American Legion Post 254 might find a home on some land owned by the village of Johnstown following a discussion Sept. 17 between Post 254 and village officials.
Post 254 is interested in using the village’s recreation center on Maple Street, northwest of the downtown square, as its headquarters if a deal could be reached to also get some village-owned land adjacent to the rec center.
Both the village and Post 254 have appointed thee-member committees to work together on a plan.
Last month, Post 254 officials had requested an acre of vacant land just north of the village municipal offices at 599 S. Main St. to build a new headquarters. However, the Village Council decided it might have other plans for that land in the future and rejected the request.
“The American Legion Post 254 appreciates council’s offer of the rec building. It’s in good condition,” Post Commander Gordon Cromwell said during the Sept. 17 council meeting. “Our hold-up is, the building would limit us as far as what we want to do in the future. We’re not trying to be greedy but would like for you to consider leasing some of the land there to allow us to do what we want to do.”
As they proposed in August for the other village-owned property, Post 254 is hoping to get a 99-year lease for the rec center and some of the nearby land at $1 or $2 a year. A tennis court that is in disrepair, along with an aged volleyball and basketball court, are on part of that land.
Having some of the adjacent land would allow Post 254 to build a playground, a pavilion and a walkway with memorial bricks and to expand the rec center if needed. A baseball field for American Legion games also could be built if enough land is acquired.

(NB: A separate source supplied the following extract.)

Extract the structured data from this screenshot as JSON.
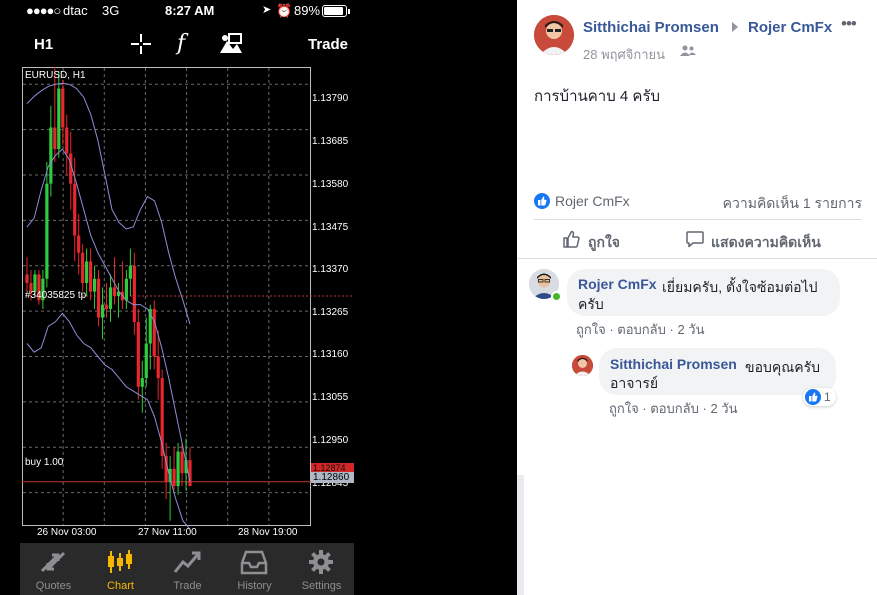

Fundraisers and donations would be used to pay for everything, although such efforts are at a standstill until Post 254 has a place to call its new home.
Plans call for initially selling more than 1,000 memorial bricks, with inscriptions at $75 a brick. The bricks would honor veterans dating back to the Civil War.
An expanded rec center would let Post 254 hold all its functions there, as well as be open for community and other events, Cromwell said.
Post 254 for decades has been in a downtown two-story brick building at 44 S. Main St. That building has become too cramped, forcing the veterans group to hold its larger functions at other locations in the village.
Council members seemed interested in the latest proposal, providing all of the necessary details could be worked out. That could take a few months.
“I think there’s a lot of details we need to work on,” Mayor Sean Staneart said. “Sometimes these things take some time. I don’t want expectations we can get this done in a couple of months.”
Cromwell said Post 254 knows this will take time. However, his group has tentatively set Memorial Day in 2015 to dedicate the brick memorial walkway.
Post 254 currently has about 180 members, but many of them are getting older. Post officials hope that by getting a new headquarters that would offer a variety of events, younger veterans might become more interested and help expand the post.